A huge debate arises when it comes to marriage and money about whether or not spouses should have a joint checking account or separate checking accounts. One popular thing that people do nowadays is they keep one joint account to pay the bills from and then they keep a separate account for each of them to spend money on “personal” things. This is a total cop-out when it comes to managing money with your spouse. A marriage is not a joint venture. You cannot pick and choose which things that you want to share as a couple and which things not to share. You must be handling money as a team.
Someone sent this to me in an email, and I had to post it for all to see. This picture has “we smoked pot” written all over it.
Passwird.com has a link and promo code posted that allows you to buy a 3 year subscription to Kiplinger’s magazine for only $4.91! I am not a huge fan of Kiplinger’s Magazine, because there are times when they encourage readers to go into more debt, but this was an offer that I could not pass up. I signed up today for it, and I did not believe it until I checked out. The trick is that you have to type in the promo code that passwird.com provides. And NO, I do not get any kickbacks for this plug, i just thought that many of you would be interested in this offer.
The bottom line with health insurance is that too few people have it, and the people that do have it pay a chunk load of money to have it. The feeling of NOT having health insurance is always an uneasy one. Even if you are in general good health, the possibility of an accident or freak illness is in the back of someone’s mind. There are statistics that show that health related bills account for much of the bankruptcys that take place in America. So what should you do about the health insurance dilemma as a young person? You have options. Some are good, and some are not so good.
Let’s face it, gas prices are not going down any time soon. I am starting to think that oil companies are going to leave the prices where they are at because we have already become used to paying $2.50 to $3.00 for a gallon of gas. In the grand scheme of things, I wonder if that is truly is expensive. In Florida, I pay up to $3.50 a gallon for milk. Although, I don’t drink 14 gallons of gas per week, either.
If you are like me, then you may have started out with a very formal way of thinking when it comes to entrepreneurial ventures.
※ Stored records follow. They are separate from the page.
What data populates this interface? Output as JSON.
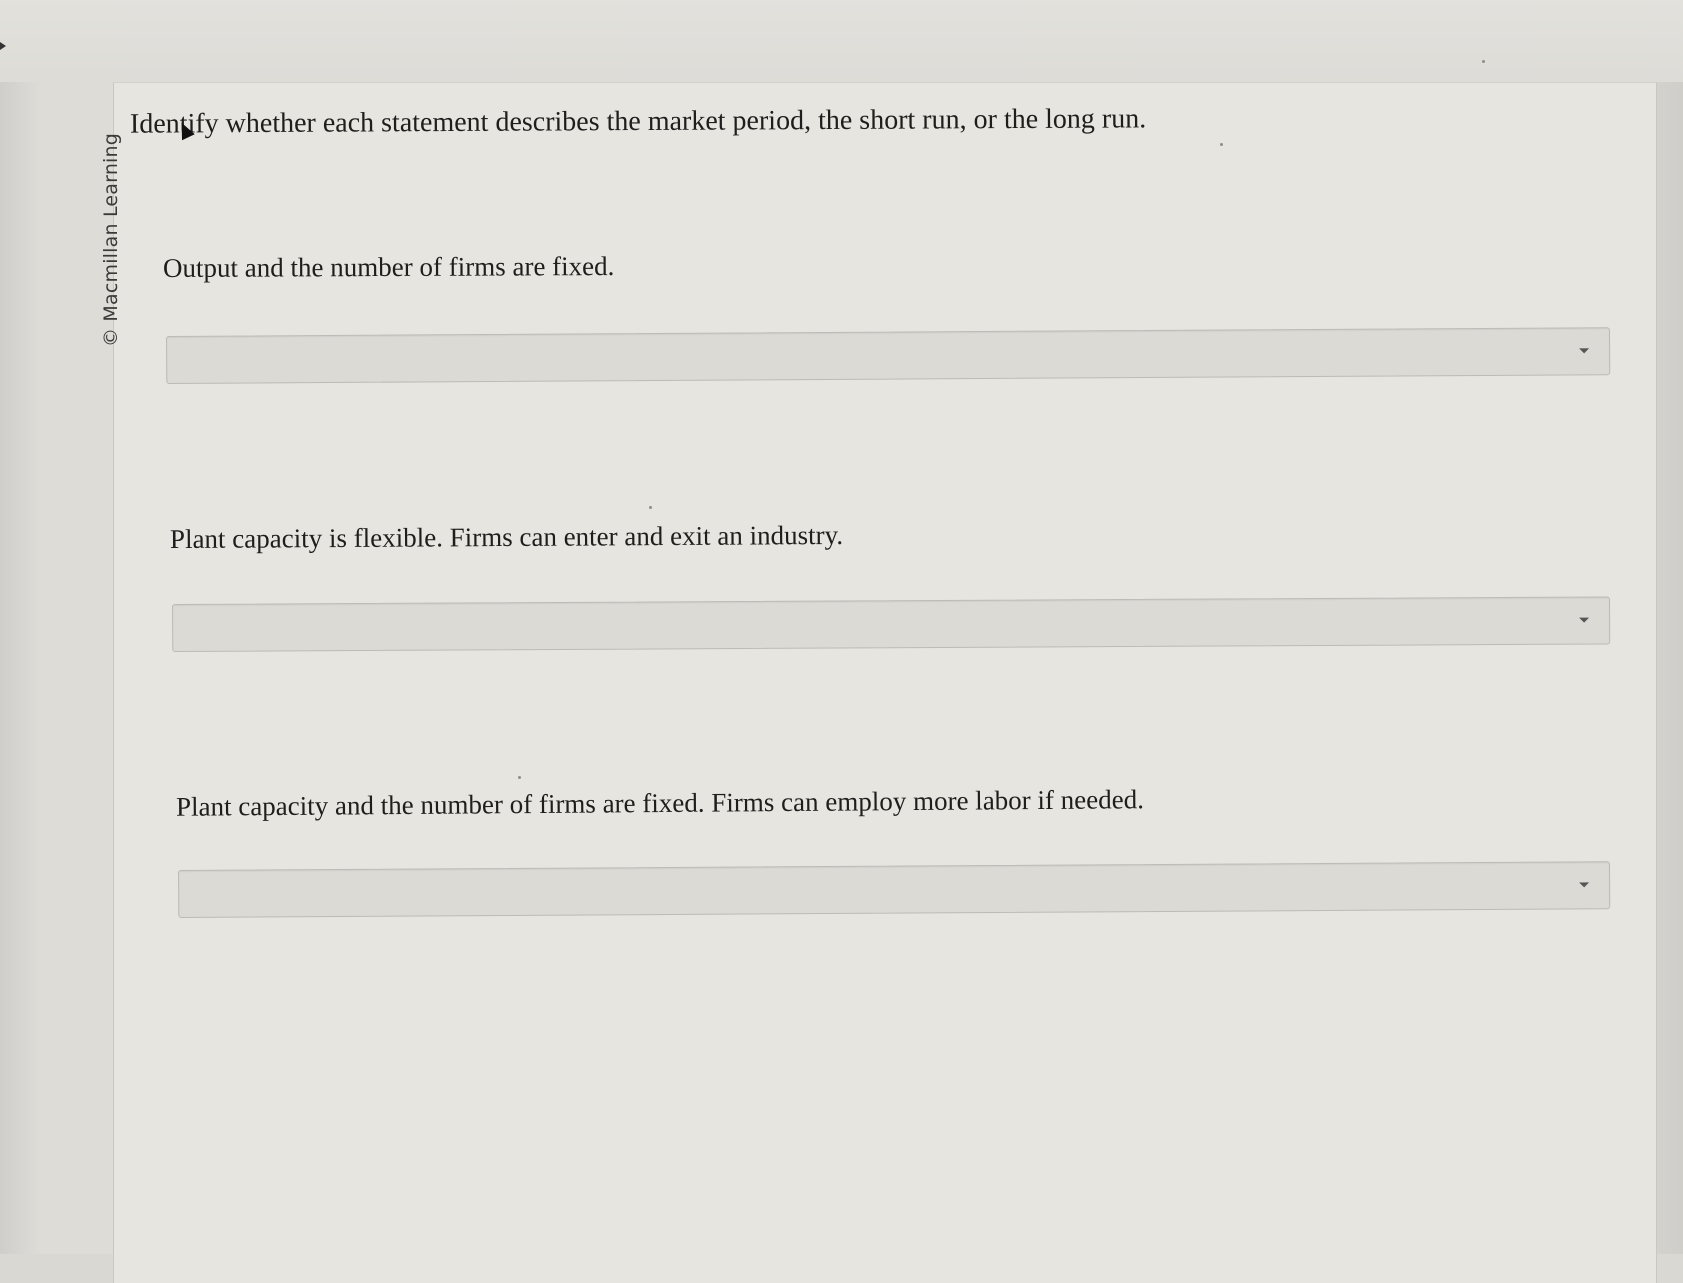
{
  "watermark": {
    "text": "© Macmillan Learning"
  },
  "instructions": "Identify whether each statement describes the market period, the short run, or the long run.",
  "questions": [
    {
      "statement": "Output and the number of firms are fixed.",
      "selected": ""
    },
    {
      "statement": "Plant capacity is flexible. Firms can enter and exit an industry.",
      "selected": ""
    },
    {
      "statement": "Plant capacity and the number of firms are fixed. Firms can employ more labor if needed.",
      "selected": ""
    }
  ],
  "icons": {
    "dropdown": "chevron-down-icon",
    "cursor": "mouse-pointer-icon"
  },
  "colors": {
    "page_background": "#e6e5e0",
    "select_background": "#dbdad5",
    "text": "#1e1e1c"
  }
}
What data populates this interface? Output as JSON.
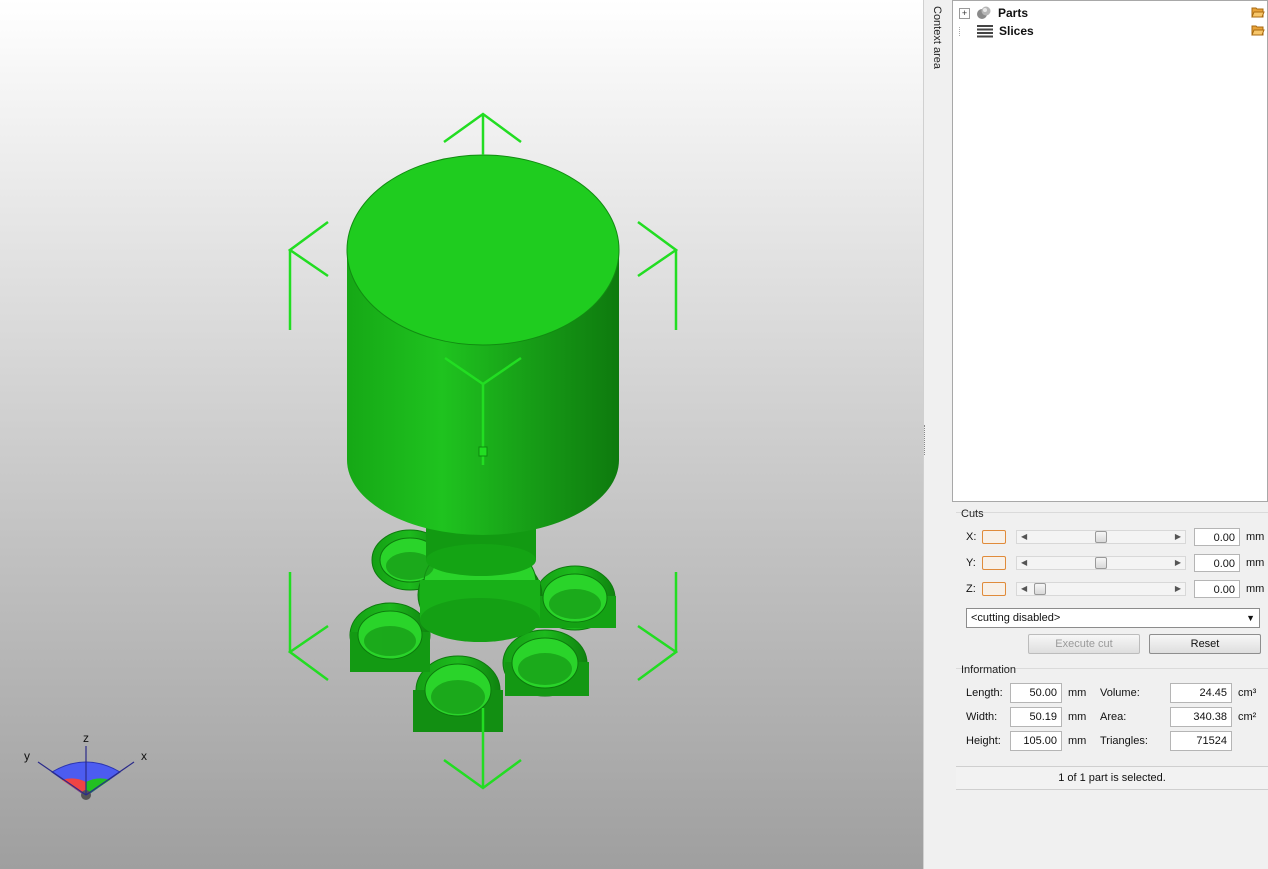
{
  "viewport": {
    "model_color": "#1fbf1f",
    "gizmo_color": "#22dd22",
    "axis_labels": {
      "x": "x",
      "y": "y",
      "z": "z"
    }
  },
  "context": {
    "label": "Context area"
  },
  "tree": {
    "items": [
      {
        "label": "Parts",
        "icon": "parts-icon",
        "expander": "+"
      },
      {
        "label": "Slices",
        "icon": "slices-icon",
        "expander": ""
      }
    ]
  },
  "cuts": {
    "title": "Cuts",
    "rows": [
      {
        "axis": "X:",
        "value": "0.00",
        "unit": "mm",
        "slider_fraction": 0.5
      },
      {
        "axis": "Y:",
        "value": "0.00",
        "unit": "mm",
        "slider_fraction": 0.5
      },
      {
        "axis": "Z:",
        "value": "0.00",
        "unit": "mm",
        "slider_fraction": 0.05
      }
    ],
    "mode_selected": "<cutting disabled>",
    "execute_label": "Execute cut",
    "reset_label": "Reset"
  },
  "info": {
    "title": "Information",
    "length_label": "Length:",
    "length_value": "50.00",
    "length_unit": "mm",
    "width_label": "Width:",
    "width_value": "50.19",
    "width_unit": "mm",
    "height_label": "Height:",
    "height_value": "105.00",
    "height_unit": "mm",
    "volume_label": "Volume:",
    "volume_value": "24.45",
    "volume_unit": "cm³",
    "area_label": "Area:",
    "area_value": "340.38",
    "area_unit": "cm²",
    "triangles_label": "Triangles:",
    "triangles_value": "71524"
  },
  "status": {
    "text": "1 of 1 part is selected."
  }
}
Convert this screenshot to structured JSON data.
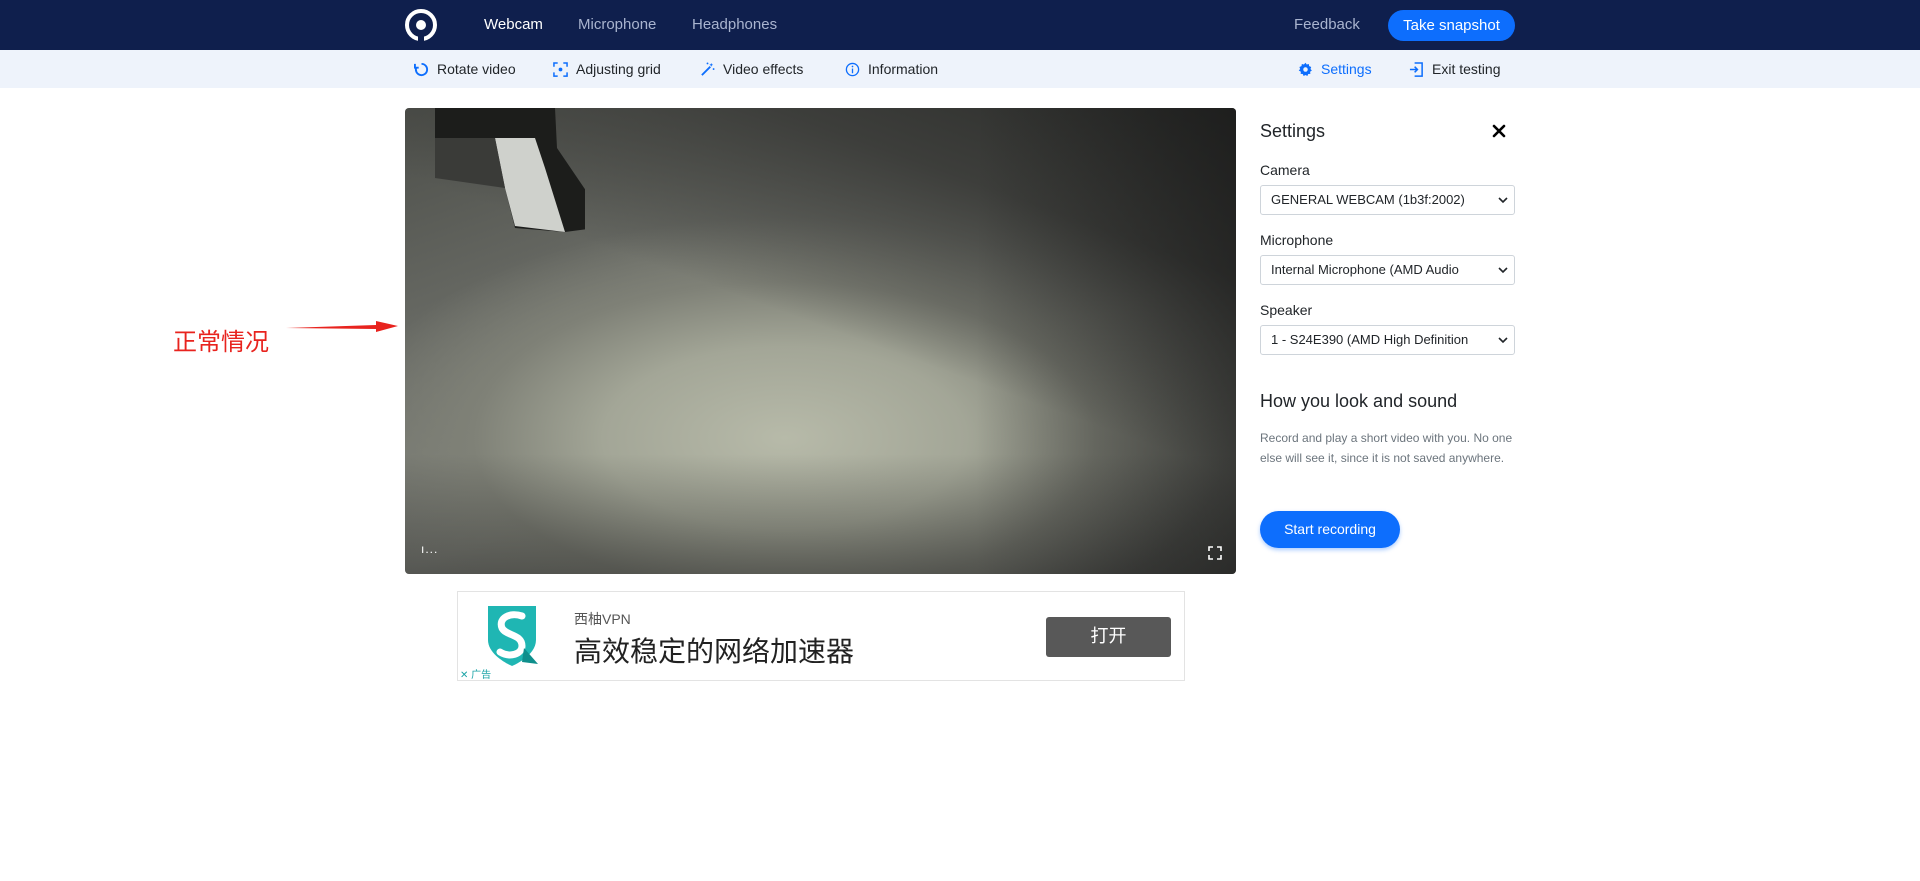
{
  "nav": {
    "items": [
      "Webcam",
      "Microphone",
      "Headphones"
    ],
    "feedback": "Feedback",
    "snapshot_label": "Take snapshot"
  },
  "toolbar": {
    "rotate": "Rotate video",
    "grid": "Adjusting grid",
    "effects": "Video effects",
    "info": "Information",
    "settings": "Settings",
    "exit": "Exit testing"
  },
  "annotation": {
    "text": "正常情况"
  },
  "video_controls": {
    "left_indicator": "ı..."
  },
  "ad": {
    "brand": "西柚VPN",
    "headline": "高效稳定的网络加速器",
    "button": "打开",
    "tag": "✕ 广告"
  },
  "settings": {
    "title": "Settings",
    "camera_label": "Camera",
    "camera_value": "GENERAL WEBCAM (1b3f:2002)",
    "microphone_label": "Microphone",
    "microphone_value": "Internal Microphone (AMD Audio",
    "speaker_label": "Speaker",
    "speaker_value": "1 - S24E390 (AMD High Definition",
    "preview_title": "How you look and sound",
    "preview_desc": "Record and play a short video with you. No one else will see it, since it is not saved anywhere.",
    "record_button": "Start recording"
  },
  "colors": {
    "topbar": "#0f1f4d",
    "accent": "#0d6efd",
    "toolbar_bg": "#eef3fb",
    "annotation": "#e8231e"
  }
}
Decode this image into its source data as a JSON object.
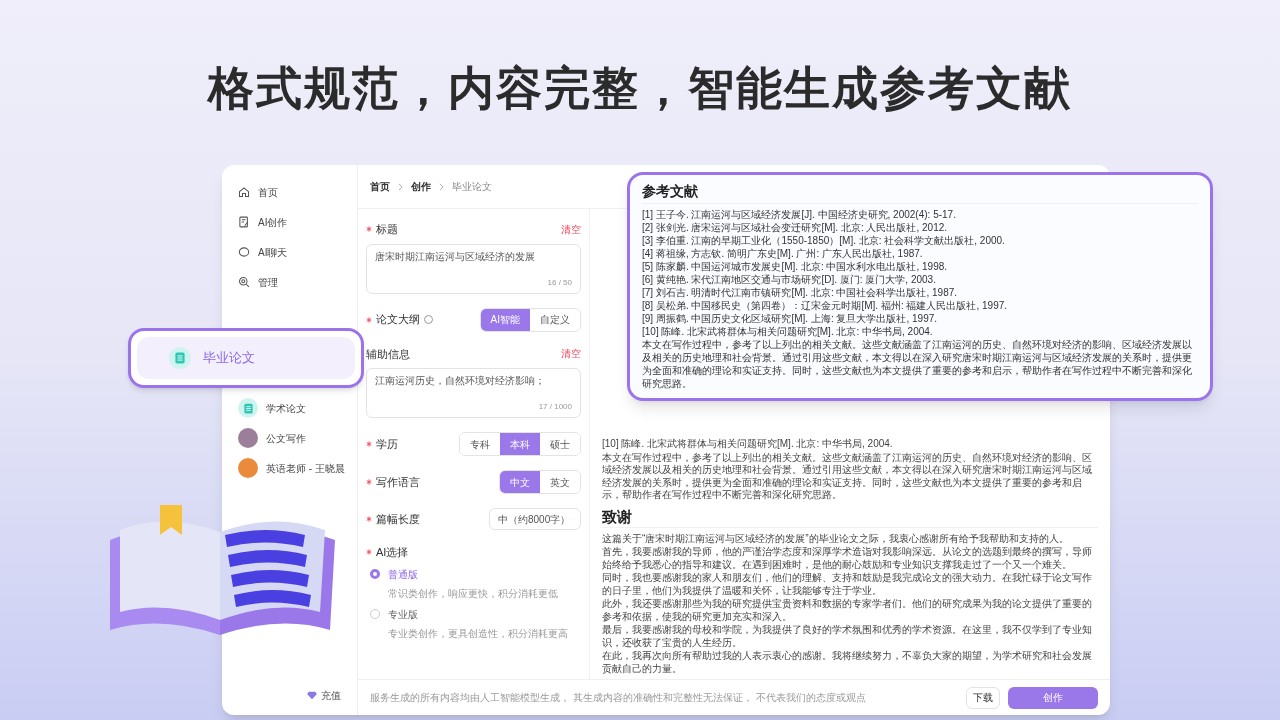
{
  "headline": "格式规范，内容完整，智能生成参考文献",
  "sidebar": {
    "items": [
      {
        "label": "首页"
      },
      {
        "label": "AI创作"
      },
      {
        "label": "AI聊天"
      },
      {
        "label": "管理"
      }
    ],
    "apps": [
      {
        "label": "学术论文",
        "kind": "icon"
      },
      {
        "label": "公文写作",
        "kind": "avatar",
        "color": "#9b7f9a"
      },
      {
        "label": "英语老师 - 王晓晨",
        "kind": "avatar",
        "color": "#e98b3a"
      }
    ],
    "recharge": "充值"
  },
  "highlight": {
    "label": "毕业论文"
  },
  "breadcrumb": [
    {
      "label": "首页",
      "current": false
    },
    {
      "label": "创作",
      "current": false
    },
    {
      "label": "毕业论文",
      "current": true
    }
  ],
  "form": [
    {
      "kind": "textarea",
      "label": "标题",
      "required": true,
      "clear": "清空",
      "value": "唐宋时期江南运河与区域经济的发展",
      "counter": "16 / 50"
    },
    {
      "kind": "segmented",
      "label": "论文大纲",
      "required": true,
      "hint_icon": true,
      "options": [
        {
          "label": "AI智能",
          "selected": true
        },
        {
          "label": "自定义",
          "selected": false
        }
      ]
    },
    {
      "kind": "textarea",
      "label": "辅助信息",
      "required": false,
      "clear": "清空",
      "value": "江南运河历史，自然环境对经济影响；",
      "counter": "17 / 1000"
    },
    {
      "kind": "segmented",
      "label": "学历",
      "required": true,
      "options": [
        {
          "label": "专科",
          "selected": false
        },
        {
          "label": "本科",
          "selected": true
        },
        {
          "label": "硕士",
          "selected": false
        }
      ]
    },
    {
      "kind": "segmented",
      "label": "写作语言",
      "required": true,
      "options": [
        {
          "label": "中文",
          "selected": true
        },
        {
          "label": "英文",
          "selected": false
        }
      ]
    },
    {
      "kind": "select",
      "label": "篇幅长度",
      "required": true,
      "value": "中（约8000字）"
    },
    {
      "kind": "radio",
      "label": "AI选择",
      "required": true,
      "options": [
        {
          "label": "普通版",
          "description": "常识类创作，响应更快，积分消耗更低",
          "selected": true
        },
        {
          "label": "专业版",
          "description": "专业类创作，更具创造性，积分消耗更高",
          "selected": false
        }
      ]
    }
  ],
  "references_popup": {
    "title": "参考文献",
    "references": [
      "[1] 王子今. 江南运河与区域经济发展[J]. 中国经济史研究, 2002(4): 5-17.",
      "[2] 张剑光. 唐宋运河与区域社会变迁研究[M]. 北京: 人民出版社, 2012.",
      "[3] 李伯重. 江南的早期工业化（1550-1850）[M]. 北京: 社会科学文献出版社, 2000.",
      "[4] 蒋祖缘, 方志钦. 简明广东史[M]. 广州: 广东人民出版社, 1987.",
      "[5] 陈家麟. 中国运河城市发展史[M]. 北京: 中国水利水电出版社, 1998.",
      "[6] 黄纯艳. 宋代江南地区交通与市场研究[D]. 厦门: 厦门大学, 2003.",
      "[7] 刘石吉. 明清时代江南市镇研究[M]. 北京: 中国社会科学出版社, 1987.",
      "[8] 吴松弟. 中国移民史（第四卷）：辽宋金元时期[M]. 福州: 福建人民出版社, 1997.",
      "[9] 周振鹤. 中国历史文化区域研究[M]. 上海: 复旦大学出版社, 1997.",
      "[10] 陈峰. 北宋武将群体与相关问题研究[M]. 北京: 中华书局, 2004."
    ],
    "summary": "本文在写作过程中，参考了以上列出的相关文献。这些文献涵盖了江南运河的历史、自然环境对经济的影响、区域经济发展以及相关的历史地理和社会背景。通过引用这些文献，本文得以在深入研究唐宋时期江南运河与区域经济发展的关系时，提供更为全面和准确的理论和实证支持。同时，这些文献也为本文提供了重要的参考和启示，帮助作者在写作过程中不断完善和深化研究思路。"
  },
  "document": {
    "reference_line": "[10] 陈峰. 北宋武将群体与相关问题研究[M]. 北京: 中华书局, 2004.",
    "summary": "本文在写作过程中，参考了以上列出的相关文献。这些文献涵盖了江南运河的历史、自然环境对经济的影响、区域经济发展以及相关的历史地理和社会背景。通过引用这些文献，本文得以在深入研究唐宋时期江南运河与区域经济发展的关系时，提供更为全面和准确的理论和实证支持。同时，这些文献也为本文提供了重要的参考和启示，帮助作者在写作过程中不断完善和深化研究思路。",
    "ack_title": "致谢",
    "ack_paragraphs": [
      "这篇关于“唐宋时期江南运河与区域经济的发展”的毕业论文之际，我衷心感谢所有给予我帮助和支持的人。",
      "首先，我要感谢我的导师，他的严谨治学态度和深厚学术造诣对我影响深远。从论文的选题到最终的撰写，导师始终给予我悉心的指导和建议。在遇到困难时，是他的耐心鼓励和专业知识支撑我走过了一个又一个难关。",
      "同时，我也要感谢我的家人和朋友们，他们的理解、支持和鼓励是我完成论文的强大动力。在我忙碌于论文写作的日子里，他们为我提供了温暖和关怀，让我能够专注于学业。",
      "此外，我还要感谢那些为我的研究提供宝贵资料和数据的专家学者们。他们的研究成果为我的论文提供了重要的参考和依据，使我的研究更加充实和深入。",
      "最后，我要感谢我的母校和学院，为我提供了良好的学术氛围和优秀的学术资源。在这里，我不仅学到了专业知识，还收获了宝贵的人生经历。",
      "在此，我再次向所有帮助过我的人表示衷心的感谢。我将继续努力，不辜负大家的期望，为学术研究和社会发展贡献自己的力量。"
    ]
  },
  "footer": {
    "disclaimer": "服务生成的所有内容均由人工智能模型生成， 其生成内容的准确性和完整性无法保证， 不代表我们的态度或观点",
    "buttons": [
      {
        "label": "下载",
        "kind": "secondary"
      },
      {
        "label": "创作",
        "kind": "primary"
      }
    ]
  }
}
The traditional school of thought is that you must have a business plan, have a substantial amount of capital, and be extremely organized and planned with your marketing plan. I thought that all of these things were essential to starting and being successful with a new business, but then I listened to Steve Pavlina’s podcast about kick starting your own business.